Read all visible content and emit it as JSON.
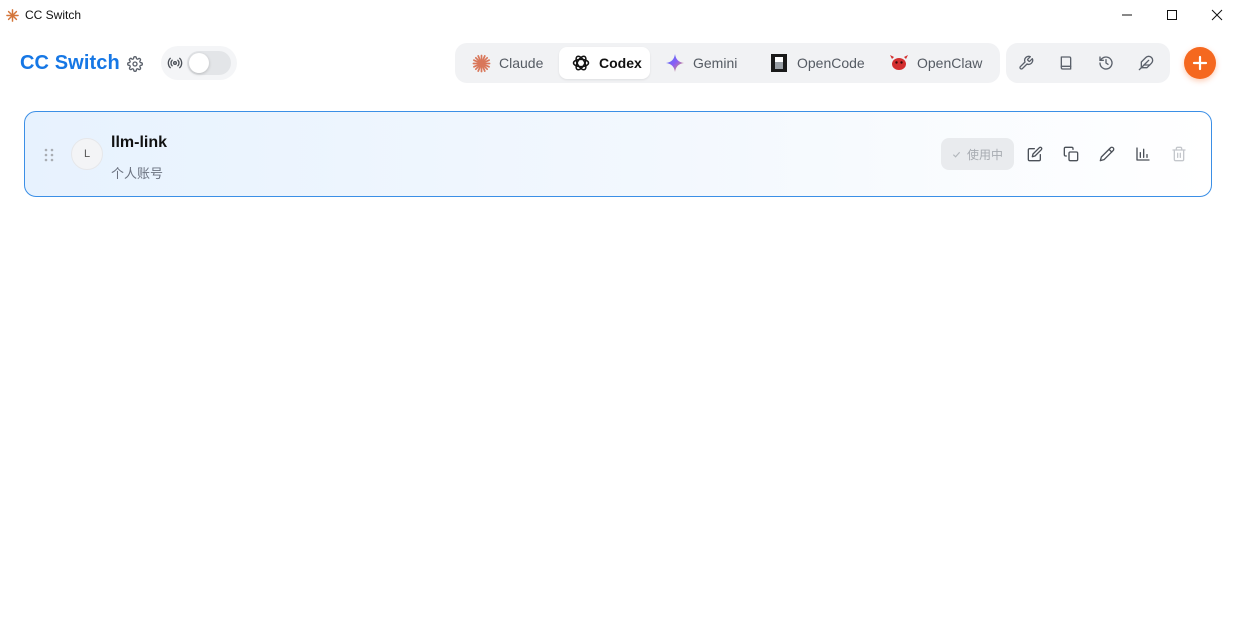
{
  "window": {
    "title": "CC Switch",
    "controls": [
      "minimize-icon",
      "maximize-icon",
      "close-icon"
    ]
  },
  "header": {
    "brand": "CC Switch",
    "settings_icon": "gear-icon",
    "proxy": {
      "icon": "radio-broadcast-icon",
      "enabled": false
    }
  },
  "apps": [
    {
      "label": "Claude",
      "icon": "claude-icon",
      "active": false
    },
    {
      "label": "Codex",
      "icon": "openai-icon",
      "active": true
    },
    {
      "label": "Gemini",
      "icon": "gemini-icon",
      "active": false
    },
    {
      "label": "OpenCode",
      "icon": "opencode-icon",
      "active": false
    },
    {
      "label": "OpenClaw",
      "icon": "openclaw-icon",
      "active": false
    }
  ],
  "tools": [
    "wrench-icon",
    "book-icon",
    "history-icon",
    "feather-icon"
  ],
  "add_button": {
    "icon": "plus-icon"
  },
  "providers": [
    {
      "avatar": "L",
      "name": "llm-link",
      "note": "个人账号",
      "status": "使用中",
      "actions": [
        "edit-icon",
        "copy-icon",
        "pencil-icon",
        "chart-icon",
        "trash-icon"
      ]
    }
  ],
  "colors": {
    "brand": "#1677e5",
    "accent": "#f5681f",
    "card_border": "#3b8fe6"
  }
}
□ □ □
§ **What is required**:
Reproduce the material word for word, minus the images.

§ **Written solution**:
Read all visible content and emit it as JSON.
{
  "window": {
    "title": "CC Switch",
    "controls": [
      "minimize-icon",
      "maximize-icon",
      "close-icon"
    ]
  },
  "header": {
    "brand": "CC Switch",
    "settings_icon": "gear-icon",
    "proxy": {
      "icon": "radio-broadcast-icon",
      "enabled": false
    }
  },
  "apps": [
    {
      "label": "Claude",
      "icon": "claude-icon",
      "active": false
    },
    {
      "label": "Codex",
      "icon": "openai-icon",
      "active": true
    },
    {
      "label": "Gemini",
      "icon": "gemini-icon",
      "active": false
    },
    {
      "label": "OpenCode",
      "icon": "opencode-icon",
      "active": false
    },
    {
      "label": "OpenClaw",
      "icon": "openclaw-icon",
      "active": false
    }
  ],
  "tools": [
    "wrench-icon",
    "book-icon",
    "history-icon",
    "feather-icon"
  ],
  "add_button": {
    "icon": "plus-icon"
  },
  "providers": [
    {
      "avatar": "L",
      "name": "llm-link",
      "note": "个人账号",
      "status": "使用中",
      "actions": [
        "edit-icon",
        "copy-icon",
        "pencil-icon",
        "chart-icon",
        "trash-icon"
      ]
    }
  ],
  "colors": {
    "brand": "#1677e5",
    "accent": "#f5681f",
    "card_border": "#3b8fe6"
  }
}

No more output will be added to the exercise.